▶ _EXERCISE BRIEF_
Tell how many lines below include the word "JSON". Only the number should appear.

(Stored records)
----

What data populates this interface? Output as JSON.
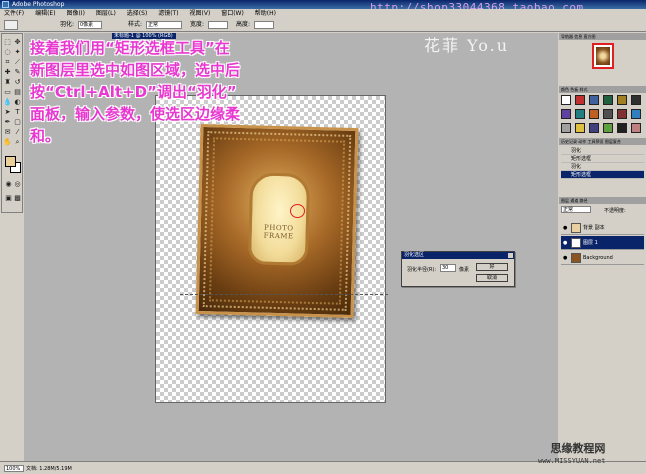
{
  "window": {
    "title": "Adobe Photoshop",
    "url_watermark": "http://shop33044368.taobao.com"
  },
  "menu": [
    "文件(F)",
    "编辑(E)",
    "图像(I)",
    "图层(L)",
    "选择(S)",
    "滤镜(T)",
    "视图(V)",
    "窗口(W)",
    "帮助(H)"
  ],
  "options": {
    "feather_label": "羽化:",
    "feather_value": "0像素",
    "style_label": "样式:",
    "style_value": "正常",
    "width_label": "宽度:",
    "height_label": "高度:"
  },
  "document": {
    "tab_title": "未标题-1 @ 100% (RGB)",
    "frame_text": "PHOTO FRAME"
  },
  "annotation": {
    "line1": "接着我们用“矩形选框工具”在",
    "line2": "新图层里选中如图区域，选中后",
    "line3": "按“Ctrl+Alt+D”调出“羽化”",
    "line4": "面板，输入参数，使选区边缘柔",
    "line5": "和。"
  },
  "logo": "花菲 Yo.u",
  "feather_dialog": {
    "title": "羽化选区",
    "label": "羽化半径(R):",
    "value": "30",
    "unit": "像素",
    "ok_label": "好",
    "cancel_label": "取消"
  },
  "panels": {
    "navigator_tab": "导航器 信息 直方图",
    "color_tab": "颜色 色板 样式",
    "history_tab": "历史记录 动作 工具预设 图层复合",
    "history_items": [
      "羽化",
      "矩形选框",
      "羽化",
      "矩形选框"
    ],
    "layers_tab": "图层 通道 路径",
    "blend_mode": "正常",
    "opacity_label": "不透明度:",
    "layers": [
      {
        "name": "背景 副本",
        "active": false
      },
      {
        "name": "图层 1",
        "active": true
      },
      {
        "name": "Background",
        "active": false
      }
    ]
  },
  "status": {
    "zoom": "100%",
    "doc_info": "文档: 1.28M/5.19M"
  },
  "site_watermark": {
    "name": "思缘教程网",
    "url": "www.MISSYUAN.net"
  },
  "colors": {
    "annotation": "#e838d0",
    "foreground_swatch": "#e8d098",
    "titlebar": "#0a246a"
  }
}
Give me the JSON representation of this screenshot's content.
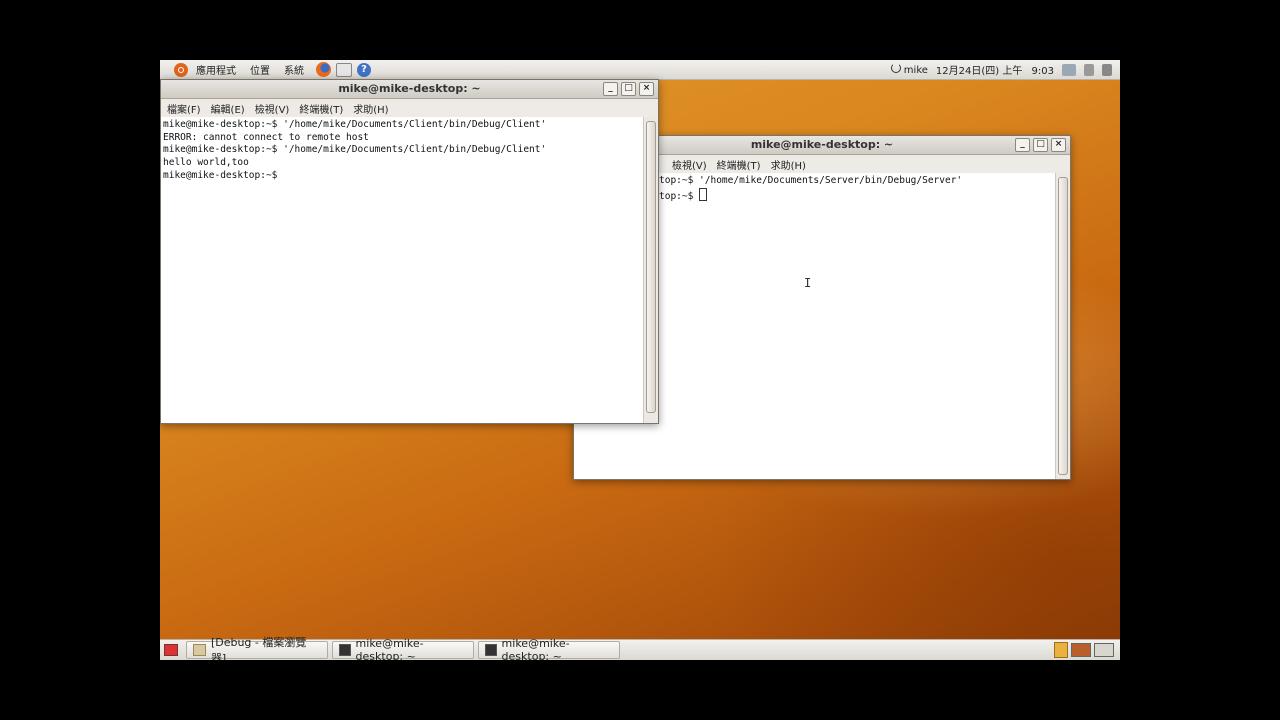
{
  "top_panel": {
    "menus": [
      "應用程式",
      "位置",
      "系統"
    ],
    "user": "mike",
    "date": "12月24日(四) 上午",
    "time": "9:03"
  },
  "windows": [
    {
      "id": "client",
      "title": "mike@mike-desktop: ~",
      "menu": [
        "檔案(F)",
        "編輯(E)",
        "檢視(V)",
        "終端機(T)",
        "求助(H)"
      ],
      "lines": [
        "mike@mike-desktop:~$ '/home/mike/Documents/Client/bin/Debug/Client'",
        "ERROR: cannot connect to remote host",
        "mike@mike-desktop:~$ '/home/mike/Documents/Client/bin/Debug/Client'",
        "hello world,too",
        "mike@mike-desktop:~$"
      ]
    },
    {
      "id": "server",
      "title": "mike@mike-desktop: ~",
      "menu": [
        "檢視(V)",
        "終端機(T)",
        "求助(H)"
      ],
      "lines": [
        "top:~$ '/home/mike/Documents/Server/bin/Debug/Server'",
        "",
        "top:~$ "
      ]
    }
  ],
  "window_controls": {
    "minimize": "_",
    "maximize": "□",
    "close": "×"
  },
  "taskbar": {
    "items": [
      {
        "label": "[Debug - 檔案瀏覽器]",
        "icon": "folder-icon"
      },
      {
        "label": "mike@mike-desktop: ~",
        "icon": "terminal-icon"
      },
      {
        "label": "mike@mike-desktop: ~",
        "icon": "terminal-icon"
      }
    ]
  },
  "colors": {
    "desktop_orange": "#d9861f",
    "panel": "#e8e6e2"
  }
}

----

▶ _EXERCISE RESPONSE_
2